The monad design pattern offers a solution by abstracting the logical principles behind this repetition and encapsulating them within its implementation, while offering a straightforward configuration setup and an intuitive interface for chaining operations and extracting their results. Hopefully, the structures derived in this article and the associated repository are a useful example of that.

  1. This article will not go into great detail about the theory behind monads and its various implementations. Instead, it will only focus on the explanations and the implementation of a type-safe pipe-like operation in TypeScript which also just happens to be particular application of a monad pattern, because it seems to satisfy its conditions. 

    The conditions satisfied here are: 1. the monadic type ("nullish types" list) with which the original value types are augmented in a type union via type assertions, function parameters and return typings; the 2. the unit operator, where the input and output values are always implicitly augmented as being potentially nullish, and 3. the bind operator, as these augmented values are always unwrapped before being passed as a parameter to a function that expects the original value type and which in turn also returns a potentially nullish result. For more information about monads, see the Wikipedia entry or these instructive videos: What is a monad? (Design Pattern), What is a Monad? - The Last Monad Intro You'll Ever Need.

    Note the use of the "seems to satisfy" phrase in the first paragraph. As no particular expertise in the theoretical foundations of monads is claimed here, there is a possibility that the structures derived here may not satisfy the definition of a monad in the strict sense. The hope is, instead, that they are "close enough" to being a monad - in other words, that they follow the monad design pattern.

  2. Although here the undefined return is typed explicitly, often these nullish returns remain implicit in non-strict contexts, making it much easier to forget to double check that the result actually resolves to something rather than nothing. 

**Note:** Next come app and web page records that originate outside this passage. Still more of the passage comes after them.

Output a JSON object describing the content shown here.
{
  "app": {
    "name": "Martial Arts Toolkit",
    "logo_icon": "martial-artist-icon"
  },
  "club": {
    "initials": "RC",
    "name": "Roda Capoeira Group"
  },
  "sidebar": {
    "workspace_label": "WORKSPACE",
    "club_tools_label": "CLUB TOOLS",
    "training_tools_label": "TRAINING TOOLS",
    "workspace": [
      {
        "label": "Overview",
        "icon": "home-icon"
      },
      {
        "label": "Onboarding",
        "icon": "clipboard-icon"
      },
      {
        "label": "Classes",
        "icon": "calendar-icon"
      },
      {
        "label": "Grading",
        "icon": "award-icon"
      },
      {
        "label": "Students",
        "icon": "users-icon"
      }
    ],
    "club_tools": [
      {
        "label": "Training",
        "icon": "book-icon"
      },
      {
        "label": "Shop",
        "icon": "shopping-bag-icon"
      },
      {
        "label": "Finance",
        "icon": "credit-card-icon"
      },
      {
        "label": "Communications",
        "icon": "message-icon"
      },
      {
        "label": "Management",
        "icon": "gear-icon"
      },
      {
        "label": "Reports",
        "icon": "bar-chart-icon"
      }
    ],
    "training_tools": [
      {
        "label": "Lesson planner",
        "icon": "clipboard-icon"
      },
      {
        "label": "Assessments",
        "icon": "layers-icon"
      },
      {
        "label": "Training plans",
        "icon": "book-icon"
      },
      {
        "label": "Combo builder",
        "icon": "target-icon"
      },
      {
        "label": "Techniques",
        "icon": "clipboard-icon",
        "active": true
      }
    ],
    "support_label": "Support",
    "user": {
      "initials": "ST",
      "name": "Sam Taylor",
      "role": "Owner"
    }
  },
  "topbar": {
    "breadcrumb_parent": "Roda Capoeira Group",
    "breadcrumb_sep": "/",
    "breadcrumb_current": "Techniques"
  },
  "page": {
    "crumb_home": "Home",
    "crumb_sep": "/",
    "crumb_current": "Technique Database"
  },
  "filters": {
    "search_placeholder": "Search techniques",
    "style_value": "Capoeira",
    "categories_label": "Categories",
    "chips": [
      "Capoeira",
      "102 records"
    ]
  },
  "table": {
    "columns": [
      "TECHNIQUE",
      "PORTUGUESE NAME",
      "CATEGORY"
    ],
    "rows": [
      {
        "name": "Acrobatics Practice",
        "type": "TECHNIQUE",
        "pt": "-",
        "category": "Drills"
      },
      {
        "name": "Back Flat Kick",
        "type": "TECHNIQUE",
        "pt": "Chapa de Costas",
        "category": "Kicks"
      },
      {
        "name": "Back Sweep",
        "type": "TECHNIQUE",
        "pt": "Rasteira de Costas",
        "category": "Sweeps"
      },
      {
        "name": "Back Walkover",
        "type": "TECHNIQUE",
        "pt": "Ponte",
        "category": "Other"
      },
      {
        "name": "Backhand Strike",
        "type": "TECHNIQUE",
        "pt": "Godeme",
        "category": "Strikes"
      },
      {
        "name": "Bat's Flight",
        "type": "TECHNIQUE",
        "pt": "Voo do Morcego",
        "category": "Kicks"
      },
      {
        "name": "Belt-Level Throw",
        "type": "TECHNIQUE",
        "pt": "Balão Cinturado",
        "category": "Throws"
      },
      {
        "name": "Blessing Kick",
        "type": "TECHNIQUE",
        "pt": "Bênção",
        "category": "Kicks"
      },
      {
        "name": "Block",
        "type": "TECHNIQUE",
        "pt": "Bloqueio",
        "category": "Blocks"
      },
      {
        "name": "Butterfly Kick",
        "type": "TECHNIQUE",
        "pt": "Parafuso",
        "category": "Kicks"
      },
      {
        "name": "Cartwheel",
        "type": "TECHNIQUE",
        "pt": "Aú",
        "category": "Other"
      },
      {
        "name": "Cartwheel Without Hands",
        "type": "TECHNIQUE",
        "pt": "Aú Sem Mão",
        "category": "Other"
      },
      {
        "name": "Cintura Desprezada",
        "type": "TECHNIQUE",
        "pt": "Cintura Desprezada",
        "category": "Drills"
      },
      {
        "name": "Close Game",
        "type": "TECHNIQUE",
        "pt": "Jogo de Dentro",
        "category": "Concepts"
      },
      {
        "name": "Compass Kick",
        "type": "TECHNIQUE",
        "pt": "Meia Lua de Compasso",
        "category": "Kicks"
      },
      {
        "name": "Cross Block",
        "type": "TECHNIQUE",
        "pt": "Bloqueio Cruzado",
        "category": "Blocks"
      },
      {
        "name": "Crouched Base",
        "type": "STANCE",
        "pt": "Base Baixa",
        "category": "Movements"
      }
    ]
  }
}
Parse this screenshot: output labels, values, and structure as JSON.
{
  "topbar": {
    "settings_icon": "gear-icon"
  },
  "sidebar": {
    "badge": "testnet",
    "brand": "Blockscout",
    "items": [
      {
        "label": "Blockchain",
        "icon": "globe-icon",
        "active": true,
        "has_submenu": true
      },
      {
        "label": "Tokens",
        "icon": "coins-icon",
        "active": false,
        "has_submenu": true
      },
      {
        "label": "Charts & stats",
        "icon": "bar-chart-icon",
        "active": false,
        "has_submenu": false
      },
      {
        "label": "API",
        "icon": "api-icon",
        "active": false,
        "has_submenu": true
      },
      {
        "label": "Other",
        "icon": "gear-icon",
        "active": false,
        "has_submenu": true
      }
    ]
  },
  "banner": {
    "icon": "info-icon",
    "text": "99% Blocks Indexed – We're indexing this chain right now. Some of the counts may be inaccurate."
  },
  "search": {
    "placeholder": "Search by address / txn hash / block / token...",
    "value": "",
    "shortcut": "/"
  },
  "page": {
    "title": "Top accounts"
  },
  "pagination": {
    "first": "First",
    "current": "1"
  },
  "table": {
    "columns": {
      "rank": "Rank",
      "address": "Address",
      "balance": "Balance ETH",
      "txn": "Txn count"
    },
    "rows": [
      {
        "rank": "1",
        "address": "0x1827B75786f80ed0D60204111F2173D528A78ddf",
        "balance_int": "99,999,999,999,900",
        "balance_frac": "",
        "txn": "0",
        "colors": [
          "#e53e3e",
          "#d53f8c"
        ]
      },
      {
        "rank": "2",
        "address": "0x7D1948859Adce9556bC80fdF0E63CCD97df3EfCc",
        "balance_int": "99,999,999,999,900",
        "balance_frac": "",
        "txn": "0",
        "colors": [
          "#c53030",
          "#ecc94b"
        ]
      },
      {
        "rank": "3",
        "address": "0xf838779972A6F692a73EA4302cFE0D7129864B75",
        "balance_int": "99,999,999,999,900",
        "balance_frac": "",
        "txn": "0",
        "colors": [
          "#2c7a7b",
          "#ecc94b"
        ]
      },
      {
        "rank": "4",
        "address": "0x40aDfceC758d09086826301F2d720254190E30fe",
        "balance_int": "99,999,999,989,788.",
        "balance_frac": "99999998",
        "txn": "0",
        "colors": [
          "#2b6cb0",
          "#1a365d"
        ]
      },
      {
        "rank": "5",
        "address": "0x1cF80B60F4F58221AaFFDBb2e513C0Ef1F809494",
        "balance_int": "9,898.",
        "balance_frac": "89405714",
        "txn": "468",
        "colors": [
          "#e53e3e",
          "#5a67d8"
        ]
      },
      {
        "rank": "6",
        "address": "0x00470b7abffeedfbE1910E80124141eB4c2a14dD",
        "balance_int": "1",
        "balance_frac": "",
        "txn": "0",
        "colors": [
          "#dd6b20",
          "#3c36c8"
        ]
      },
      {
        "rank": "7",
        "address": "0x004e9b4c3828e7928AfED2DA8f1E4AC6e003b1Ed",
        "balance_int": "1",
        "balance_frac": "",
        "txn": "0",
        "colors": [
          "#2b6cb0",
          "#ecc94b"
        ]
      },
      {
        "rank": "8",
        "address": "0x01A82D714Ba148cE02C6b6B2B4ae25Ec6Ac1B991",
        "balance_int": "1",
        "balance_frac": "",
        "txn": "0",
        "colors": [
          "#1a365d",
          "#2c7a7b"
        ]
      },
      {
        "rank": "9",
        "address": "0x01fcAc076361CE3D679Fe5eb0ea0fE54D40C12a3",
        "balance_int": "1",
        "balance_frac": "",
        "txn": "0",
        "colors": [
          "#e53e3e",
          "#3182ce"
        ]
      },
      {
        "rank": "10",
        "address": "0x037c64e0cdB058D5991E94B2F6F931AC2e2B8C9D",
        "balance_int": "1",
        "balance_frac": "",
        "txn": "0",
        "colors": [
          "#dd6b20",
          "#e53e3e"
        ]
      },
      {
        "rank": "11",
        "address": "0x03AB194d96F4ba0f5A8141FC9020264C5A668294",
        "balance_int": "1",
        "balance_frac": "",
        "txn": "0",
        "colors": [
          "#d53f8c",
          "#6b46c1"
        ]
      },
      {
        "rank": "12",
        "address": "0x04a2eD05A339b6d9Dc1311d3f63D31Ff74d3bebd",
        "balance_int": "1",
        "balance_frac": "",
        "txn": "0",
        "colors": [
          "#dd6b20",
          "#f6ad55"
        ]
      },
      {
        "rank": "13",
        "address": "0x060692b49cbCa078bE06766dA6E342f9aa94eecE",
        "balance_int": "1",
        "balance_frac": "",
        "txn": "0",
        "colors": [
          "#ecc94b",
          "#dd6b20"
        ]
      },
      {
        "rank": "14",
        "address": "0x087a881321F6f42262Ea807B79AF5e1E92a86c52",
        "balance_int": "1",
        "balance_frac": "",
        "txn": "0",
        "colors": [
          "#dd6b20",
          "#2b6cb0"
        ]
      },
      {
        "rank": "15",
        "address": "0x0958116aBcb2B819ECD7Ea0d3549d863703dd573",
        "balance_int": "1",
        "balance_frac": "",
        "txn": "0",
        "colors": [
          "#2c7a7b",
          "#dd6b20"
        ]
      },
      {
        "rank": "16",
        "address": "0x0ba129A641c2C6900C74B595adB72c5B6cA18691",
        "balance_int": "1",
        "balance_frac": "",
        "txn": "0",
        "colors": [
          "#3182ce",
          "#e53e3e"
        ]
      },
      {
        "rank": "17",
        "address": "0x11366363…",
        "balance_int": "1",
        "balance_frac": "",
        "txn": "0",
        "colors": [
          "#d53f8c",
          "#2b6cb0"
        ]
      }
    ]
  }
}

  3. Although functions will be used here, the same functionality could be achieved with classes as well. 

Top comments (1)

michalkorzawski profile image
Michal Korzawski

great article. Thanks for sharing